|By PR Newswire||
|December 12, 2013 03:00 PM EST||
Program Trains Researchers in Drug Development
TUCSON, Ariz., Dec. 12, 2013 /PRNewswire-USNewswire/ -- The Muscular Dystrophy Association today announced it has awarded a second grant under the auspices of its Bridge-to-Industry (B2I) program. B2I is designed to train promising researchers in translational research by providing experience in both academia and the biopharmaceutical industry. Translational research refers to the process of "translating" laboratory findings into treatments for diseases.
"The Bridge to Industry is a unique opportunity for young researchers to learn the language of both academia and industry," said Jane Larkindale, MDA's vice president of research.
The new grant is for Christopher Penton, who recently completed his doctorate in integrated biomedical sciences at Ohio State University in Columbus and will now relocate to Arizona.

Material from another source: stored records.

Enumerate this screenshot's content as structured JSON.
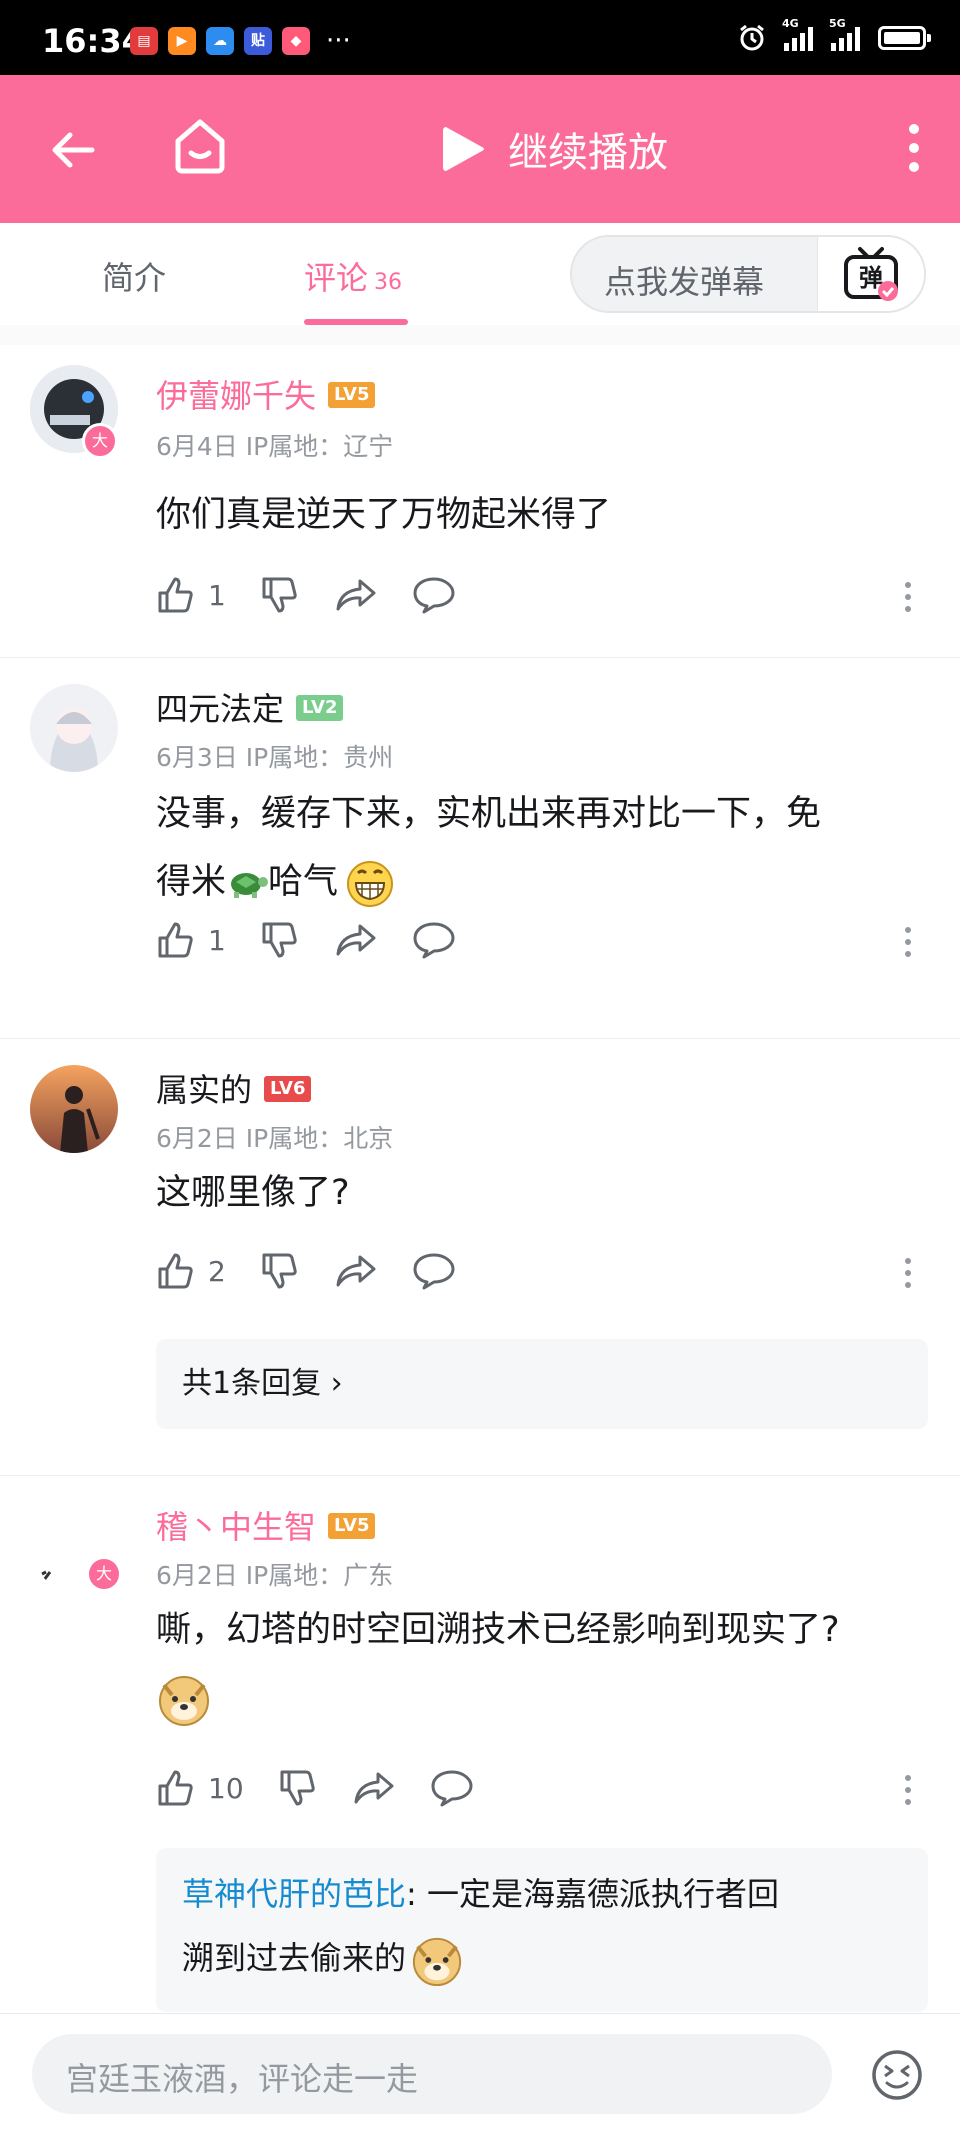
{
  "status_bar": {
    "time": "16:34",
    "dots": "···",
    "net1": "4G",
    "net2": "5G"
  },
  "header": {
    "title": "继续播放"
  },
  "tabs": [
    {
      "label": "简介"
    },
    {
      "label": "评论",
      "count": "36"
    }
  ],
  "danmaku": {
    "placeholder": "点我发弹幕",
    "button_glyph": "弹"
  },
  "comments": [
    {
      "user": "伊蕾娜千失",
      "level": "LV5",
      "date": "6月4日",
      "ip": "IP属地：辽宁",
      "text": "你们真是逆天了万物起米得了",
      "likes": "1",
      "badge": "大"
    },
    {
      "user": "四元法定",
      "level": "LV2",
      "date": "6月3日",
      "ip": "IP属地：贵州",
      "text1": "没事，缓存下来，实机出来再对比一下，免",
      "text2a": "得米",
      "text2b": "哈气",
      "likes": "1"
    },
    {
      "user": "属实的",
      "level": "LV6",
      "date": "6月2日",
      "ip": "IP属地：北京",
      "text": "这哪里像了?",
      "likes": "2",
      "reply_summary": "共1条回复 ›"
    },
    {
      "user": "稽丶中生智",
      "level": "LV5",
      "date": "6月2日",
      "ip": "IP属地：广东",
      "text": "嘶，幻塔的时空回溯技术已经影响到现实了?",
      "likes": "10",
      "badge": "大",
      "reply": {
        "user": "草神代肝的芭比",
        "text1": ": 一定是海嘉德派执行者回",
        "text2": "溯到过去偷来的"
      }
    }
  ],
  "comment_input": {
    "placeholder": "宫廷玉液酒，评论走一走"
  },
  "colors": {
    "brand": "#fb6c9a",
    "lv2": "#7bcd8d",
    "lv5": "#f3a034",
    "lv6": "#e84b4b",
    "link": "#178bcf",
    "text": "#18191c",
    "meta": "#9499a0"
  }
}
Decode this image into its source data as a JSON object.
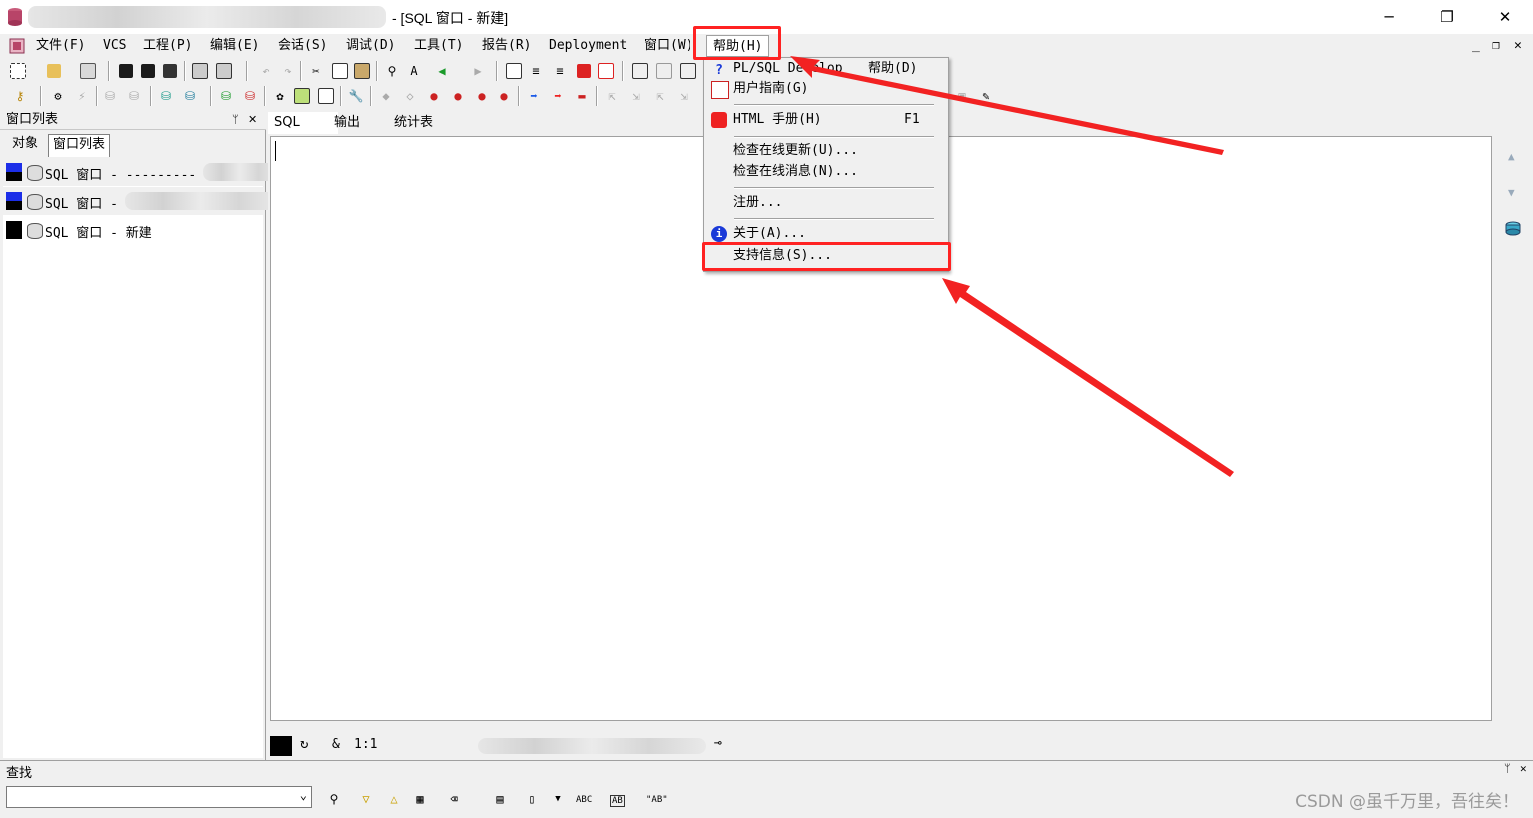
{
  "window": {
    "title": "- [SQL 窗口 - 新建]",
    "minimize": "─",
    "maximize": "❐",
    "close": "✕"
  },
  "menubar": {
    "items": [
      "文件(F)",
      "VCS",
      "工程(P)",
      "编辑(E)",
      "会话(S)",
      "调试(D)",
      "工具(T)",
      "报告(R)",
      "Deployment",
      "窗口(W)",
      "帮助(H)"
    ],
    "mdi_controls": [
      "_",
      "❐",
      "✕"
    ]
  },
  "left_panel": {
    "header": "窗口列表",
    "pin": "ᛘ",
    "close": "✕",
    "tabs": [
      "对象",
      "窗口列表"
    ],
    "rows": [
      {
        "label": "SQL 窗口 - ---------"
      },
      {
        "label": "SQL 窗口 -"
      },
      {
        "label": "SQL 窗口 - 新建"
      }
    ]
  },
  "editor": {
    "tabs": [
      "SQL",
      "输出",
      "统计表"
    ]
  },
  "status": {
    "amp": "&",
    "position": "1:1"
  },
  "help_menu": {
    "items": [
      {
        "label": "PL/SQL Develop",
        "suffix": "帮助(D)",
        "icon": "question-icon"
      },
      {
        "label": "用户指南(G)",
        "icon": "pdf-icon"
      },
      {
        "label": "HTML 手册(H)",
        "key": "F1",
        "icon": "oracle-icon"
      },
      {
        "label": "检查在线更新(U)..."
      },
      {
        "label": "检查在线消息(N)..."
      },
      {
        "label": "注册..."
      },
      {
        "label": "关于(A)...",
        "icon": "info-icon"
      },
      {
        "label": "支持信息(S)..."
      }
    ]
  },
  "find": {
    "label": "查找",
    "input_value": "",
    "tools": [
      "ABC",
      "AB",
      "\"AB\""
    ]
  },
  "watermark": "CSDN @虽千万里，吾往矣！",
  "colors": {
    "highlight_red": "#f22222",
    "arrow_red": "#f22222"
  }
}
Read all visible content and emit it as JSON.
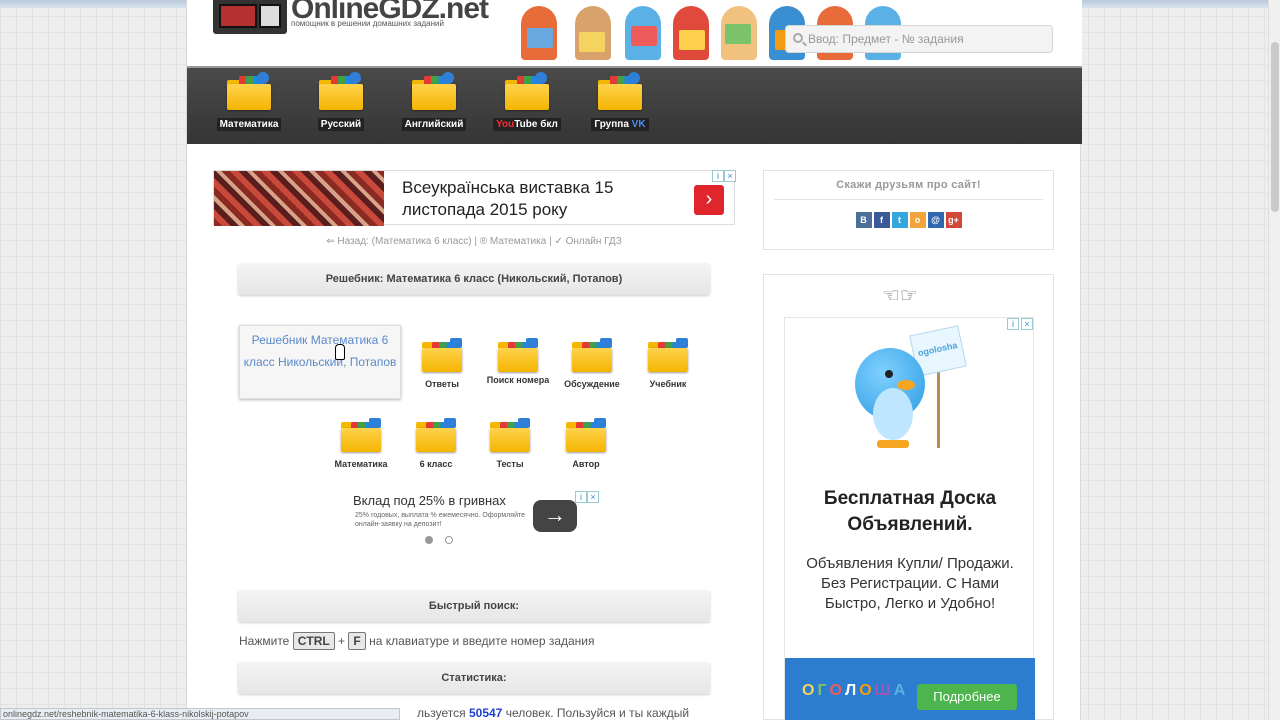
{
  "header": {
    "logo_text": "OnlineGDZ.net",
    "logo_subtitle": "помощник в решении домашних заданий",
    "search_placeholder": "Ввод: Предмет - № задания"
  },
  "nav": [
    {
      "label": "Математика"
    },
    {
      "label": "Русский"
    },
    {
      "label": "Английский"
    },
    {
      "label_a": "You",
      "label_b": "Tube бкл"
    },
    {
      "label_a": "Группа ",
      "label_b": "VK"
    }
  ],
  "ad_banner": {
    "text": "Всеукраїнська виставка 15 листопада 2015 року",
    "arrow": "›"
  },
  "breadcrumb": "⇐ Назад: (Математика 6 класс) | ® Математика | ✓ Онлайн ГДЗ",
  "title_bar": "Решебник: Математика 6 класс (Никольский, Потапов)",
  "cover_alt": "Решебник Математика 6 класс Никольский, Потапов",
  "sections_row1": [
    {
      "label": "Ответы"
    },
    {
      "label": "Поиск номера"
    },
    {
      "label": "Обсуждение"
    },
    {
      "label": "Учебник"
    }
  ],
  "sections_row2": [
    {
      "label": "Математика"
    },
    {
      "label": "6 класс"
    },
    {
      "label": "Тесты"
    },
    {
      "label": "Автор"
    }
  ],
  "ad2": {
    "title": "Вклад под 25% в гривнах",
    "small": "25% годовых, выплата % ежемесячно. Оформляйте онлайн-заявку на депозит!",
    "arrow": "→"
  },
  "quick_search": {
    "title": "Быстрый поиск:",
    "hint_before": "Нажмите",
    "key1": "CTRL",
    "plus": "+",
    "key2": "F",
    "hint_after": "на клавиатуре и введите номер задания"
  },
  "stats": {
    "title": "Статистика:",
    "line_before": "льзуется",
    "count": "50547",
    "line_after": "человек. Пользуйся и ты каждый"
  },
  "share": {
    "title": "Скажи друзьям про сайт!",
    "icons": [
      {
        "name": "vk",
        "glyph": "В",
        "color": "#4c6f99"
      },
      {
        "name": "facebook",
        "glyph": "f",
        "color": "#3b5998"
      },
      {
        "name": "twitter",
        "glyph": "t",
        "color": "#35a6de"
      },
      {
        "name": "odnoklassniki",
        "glyph": "о",
        "color": "#f4a23a"
      },
      {
        "name": "mailru",
        "glyph": "@",
        "color": "#2f67b1"
      },
      {
        "name": "googleplus",
        "glyph": "g+",
        "color": "#d34836"
      }
    ]
  },
  "side_ad": {
    "hands": "☜☞",
    "sign": "ogolosha",
    "heading": "Бесплатная Доска Объявлений.",
    "text": "Объявления Купли/ Продажи. Без Регистрации. С Нами Быстро, Легко и Удобно!",
    "logo_letters": [
      "О",
      "Г",
      "О",
      "Л",
      "О",
      "Ш",
      "А"
    ],
    "button": "Подробнее"
  },
  "status_url": "onlinegdz.net/reshebnik-matematika-6-klass-nikolskij-potapov"
}
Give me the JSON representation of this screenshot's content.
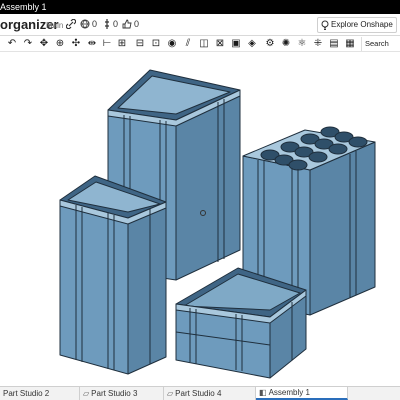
{
  "window": {
    "title": "Assembly 1"
  },
  "header": {
    "document_name": "organizer",
    "workspace": "Main",
    "link_icon": "link-icon",
    "globe_count": "0",
    "version_count": "0",
    "like_count": "0",
    "explore_label": "Explore Onshape"
  },
  "toolbar": {
    "icons": [
      "undo-icon",
      "redo-icon",
      "insert-icon",
      "mate-icon",
      "fastened-icon",
      "revolute-icon",
      "slider-icon",
      "cylindrical-icon",
      "pin-slot-icon",
      "planar-icon",
      "ball-icon",
      "parallel-icon",
      "tangent-icon",
      "mate-connector-icon",
      "group-icon",
      "relation-icon",
      "gear-icon",
      "rack-icon",
      "screw-icon",
      "linear-pattern-icon",
      "circular-pattern-icon",
      "replicate-icon",
      "explode-icon"
    ],
    "search_label": "Search tools"
  },
  "tabs": [
    {
      "label": "Part Studio 2",
      "active": false
    },
    {
      "label": "Part Studio 3",
      "active": false
    },
    {
      "label": "Part Studio 4",
      "active": false
    },
    {
      "label": "Assembly 1",
      "active": true
    }
  ],
  "colors": {
    "part_front": "#6e9bbd",
    "part_side": "#5a85a6",
    "part_top": "#a9c8dd",
    "part_edge": "#1f2f3d",
    "active_tab": "#2a6ebb"
  }
}
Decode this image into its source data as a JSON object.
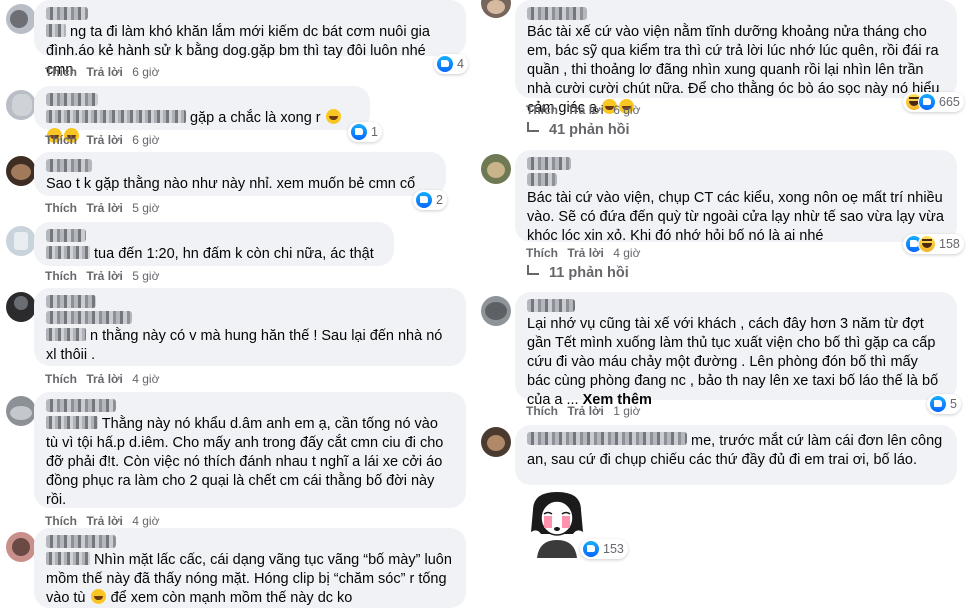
{
  "actions": {
    "like": "Thích",
    "reply": "Trả lời"
  },
  "left_comments": [
    {
      "text": "ng ta đi làm khó khăn lắm mới kiếm dc bát cơm nuôi gia đình.áo kẻ hành sử k bằng dog.gặp bm thì tay đôi luôn nhé cmn.",
      "time": "6 giờ",
      "reactions": "4"
    },
    {
      "text": "gặp a chắc là xong r",
      "time": "6 giờ",
      "reactions": "1"
    },
    {
      "text": "Sao t k gặp thằng nào như này nhỉ. xem muốn bẻ cmn cổ",
      "time": "5 giờ",
      "reactions": "2"
    },
    {
      "text": "tua đến 1:20, hn đấm k còn chi nữa, ác thật",
      "time": "5 giờ",
      "reactions": ""
    },
    {
      "text": "n thằng này có v mà hung hăn thế ! Sau lại đến nhà nó xl thôii .",
      "time": "4 giờ",
      "reactions": ""
    },
    {
      "text": "Thằng này nó khẩu d.âm anh em ạ, cần tống nó vào tù vì tội hấ.p d.iêm. Cho mấy anh trong đấy cắt cmn ciu đi cho đỡ phải đ!t. Còn việc nó thích đánh nhau t nghĩ a lái xe cởi áo đồng phục ra làm cho 2 quại là chết cm cái thằng bố đời này rồi.",
      "time": "4 giờ",
      "reactions": ""
    },
    {
      "text": "Nhìn mặt lấc cấc, cái dạng vãng tục vãng “bố mày” luôn mồm thế này đã thấy nóng mặt. Hóng clip bị “chăm sóc” r tống vào tù",
      "text_end": "để xem còn mạnh mồm thế này dc ko",
      "time": "",
      "reactions": ""
    }
  ],
  "right_comments": [
    {
      "text": "Bác tài xế cứ vào viện nằm tĩnh dưỡng khoảng nửa tháng cho em, bác sỹ qua kiểm tra thì cứ trả lời lúc nhớ lúc quên, rồi đái ra quần , thi thoảng lơ đãng nhìn xung quanh rồi lại nhìn lên trần nhà cười cười chút nữa. Để cho thằng óc bò áo sọc này nó hiểu cảm giác ạ",
      "time": "6 giờ",
      "reactions": "665",
      "replies": "41 phản hồi"
    },
    {
      "text": "Bác tài cứ vào viện, chụp CT các kiểu, xong nôn oẹ mất trí nhiều vào. Sẽ có đứa đến quỳ từ ngoài cửa lạy nhừ tế sao vừa lạy vừa khóc lóc xin xỏ. Khi đó nhớ hỏi bố nó là ai nhé",
      "time": "4 giờ",
      "reactions": "158",
      "replies": "11 phản hồi"
    },
    {
      "text": "Lại nhớ vụ cũng tài xế với khách , cách đây hơn 3 năm từ đợt gần Tết mình xuống làm thủ tục xuất viện cho bố thì gặp ca cấp cứu đi vào máu chảy một đường . Lên phòng đón bố thì mấy bác cùng phòng đang nc , bảo th nay lên xe taxi bố láo thế là bố của a ...",
      "see_more": "Xem thêm",
      "time": "1 giờ",
      "reactions": "5"
    },
    {
      "text": "me, trước mắt cứ làm cái đơn lên công an, sau cứ đi chụp chiếu các thứ đầy đủ đi em trai ơi, bố láo.",
      "time": "",
      "reactions": "153"
    }
  ]
}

The three-year, $180,000 award will support Penton's research to discover small molecule and protein biologics that addresses muscular dystrophy by shifting the fate of muscle stem cells toward muscle regeneration and away from scar-tissue formation. Most of Penton's work so far has been conducted in mice with a disorder resembling Duchenne muscular dystrophy (DMD), although his findings may have implications for other forms of muscular dystrophy.
B2I grantees receive mentoring from an industry expert and an academic expert in their field. Penton will be mentored by Professor Ronald Allen, an animal scientist and an Associate Dean at the University of Arizona College of Agriculture and Life Sciences in Tucson; and Dr. Paul August, Director and Discovery Biology Department Head at the Tucson Arizona Research Center of the global health care leader Sanofi. One of the focuses of Sanofi's Tucson Research Center is developing innovative models of human disease for drug discovery.
"We hope that at the end of this program Christopher will be prepared to successfully develop drugs in either an academic or an industrial setting," Larkindale said. "Furthermore, if his project is successful, we will have insight into new compounds that may protect muscle in muscular dystrophies and have developed a successful partnership with industry to bring them forward."
To learn more about B2I, see MDA Launches 'Bridge-to-Industry' Training Program.
DMD is one of nine types of muscular dystrophy, a group of genetic, degenerative diseases primarily affecting voluntary muscles. Caused by mutations in the gene that makes dystrophin (a protein that normally protects muscle cells and keeps them intact), DMD eventually weakens all skeletal muscles (including those used for breathing), and the heart. DMD affects approximately 1 in 3,500 boys with an estimated patient population exceeding 50,000 worldwide.
The Muscular Dystrophy Association is the world's leading nonprofit health agency dedicated to finding treatments and cures for muscular dystrophy, amyotrophic lateral sclerosis (ALS) and other neuromuscular diseases. It does so by funding worldwide research; by providing comprehensive health care services and support to MDA families nationwide; and by rallying communities to fight back through advocacy, fundraising and local engagement. Visit mda.org and follow us at facebook.com/MDAnational and @MDAnews.
SOURCE Muscular Dystrophy Association